§ **Assigned task**: A verbatim copy of the line containing "What's the underlying" and all lines after it, up to and including the final line of the records, is the only acceptable output.

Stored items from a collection
══════════
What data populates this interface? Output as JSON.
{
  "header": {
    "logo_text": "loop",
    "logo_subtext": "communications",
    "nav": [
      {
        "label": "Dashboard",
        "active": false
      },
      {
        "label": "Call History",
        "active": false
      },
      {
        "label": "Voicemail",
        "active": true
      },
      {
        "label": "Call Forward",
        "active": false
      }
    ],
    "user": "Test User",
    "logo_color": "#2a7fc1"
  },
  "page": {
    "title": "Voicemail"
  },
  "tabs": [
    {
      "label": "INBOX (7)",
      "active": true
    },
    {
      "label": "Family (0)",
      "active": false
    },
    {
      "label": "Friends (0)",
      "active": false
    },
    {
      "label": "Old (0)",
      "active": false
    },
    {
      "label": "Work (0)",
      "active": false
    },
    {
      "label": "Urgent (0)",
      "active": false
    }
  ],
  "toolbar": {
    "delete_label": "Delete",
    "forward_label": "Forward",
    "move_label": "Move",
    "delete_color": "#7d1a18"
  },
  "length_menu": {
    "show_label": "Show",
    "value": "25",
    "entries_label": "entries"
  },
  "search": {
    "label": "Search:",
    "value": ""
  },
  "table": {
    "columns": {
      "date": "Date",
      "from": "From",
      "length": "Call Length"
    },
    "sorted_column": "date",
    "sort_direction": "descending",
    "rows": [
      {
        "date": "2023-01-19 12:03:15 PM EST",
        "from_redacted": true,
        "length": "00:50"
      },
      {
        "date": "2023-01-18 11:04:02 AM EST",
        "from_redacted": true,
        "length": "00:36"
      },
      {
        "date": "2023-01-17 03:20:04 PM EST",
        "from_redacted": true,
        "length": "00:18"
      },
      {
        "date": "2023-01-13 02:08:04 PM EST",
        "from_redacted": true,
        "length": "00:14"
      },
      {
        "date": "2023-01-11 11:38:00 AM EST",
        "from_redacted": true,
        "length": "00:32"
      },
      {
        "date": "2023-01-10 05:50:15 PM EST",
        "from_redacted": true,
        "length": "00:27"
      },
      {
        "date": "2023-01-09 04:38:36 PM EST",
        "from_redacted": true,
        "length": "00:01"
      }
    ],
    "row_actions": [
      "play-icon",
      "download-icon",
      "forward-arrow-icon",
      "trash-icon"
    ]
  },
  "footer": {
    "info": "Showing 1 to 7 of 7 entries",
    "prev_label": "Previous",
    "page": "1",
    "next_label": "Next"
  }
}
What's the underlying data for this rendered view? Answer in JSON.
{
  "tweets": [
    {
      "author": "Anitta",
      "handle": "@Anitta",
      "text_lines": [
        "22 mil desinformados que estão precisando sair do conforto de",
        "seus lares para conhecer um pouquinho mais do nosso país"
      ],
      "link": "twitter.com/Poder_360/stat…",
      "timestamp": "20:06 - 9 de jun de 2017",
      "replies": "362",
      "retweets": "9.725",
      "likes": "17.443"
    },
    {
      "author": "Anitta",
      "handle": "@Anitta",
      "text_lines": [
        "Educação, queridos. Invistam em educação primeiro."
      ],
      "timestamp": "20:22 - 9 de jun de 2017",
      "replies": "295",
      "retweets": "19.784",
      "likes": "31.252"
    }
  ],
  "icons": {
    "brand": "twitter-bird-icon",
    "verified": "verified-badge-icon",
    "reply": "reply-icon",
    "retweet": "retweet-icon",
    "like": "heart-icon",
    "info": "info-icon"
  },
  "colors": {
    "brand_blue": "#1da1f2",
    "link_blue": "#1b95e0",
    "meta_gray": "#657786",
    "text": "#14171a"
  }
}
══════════
§ **The answer**:
What's the underlying data for this rendered view? Answer in JSON.
{
  "tweets": [
    {
      "author": "Anitta",
      "handle": "@Anitta",
      "text_lines": [
        "22 mil desinformados que estão precisando sair do conforto de",
        "seus lares para conhecer um pouquinho mais do nosso país"
      ],
      "link": "twitter.com/Poder_360/stat…",
      "timestamp": "20:06 - 9 de jun de 2017",
      "replies": "362",
      "retweets": "9.725",
      "likes": "17.443"
    },
    {
      "author": "Anitta",
      "handle": "@Anitta",
      "text_lines": [
        "Educação, queridos. Invistam em educação primeiro."
      ],
      "timestamp": "20:22 - 9 de jun de 2017",
      "replies": "295",
      "retweets": "19.784",
      "likes": "31.252"
    }
  ],
  "icons": {
    "brand": "twitter-bird-icon",
    "verified": "verified-badge-icon",
    "reply": "reply-icon",
    "retweet": "retweet-icon",
    "like": "heart-icon",
    "info": "info-icon"
  },
  "colors": {
    "brand_blue": "#1da1f2",
    "link_blue": "#1b95e0",
    "meta_gray": "#657786",
    "text": "#14171a"
  }
}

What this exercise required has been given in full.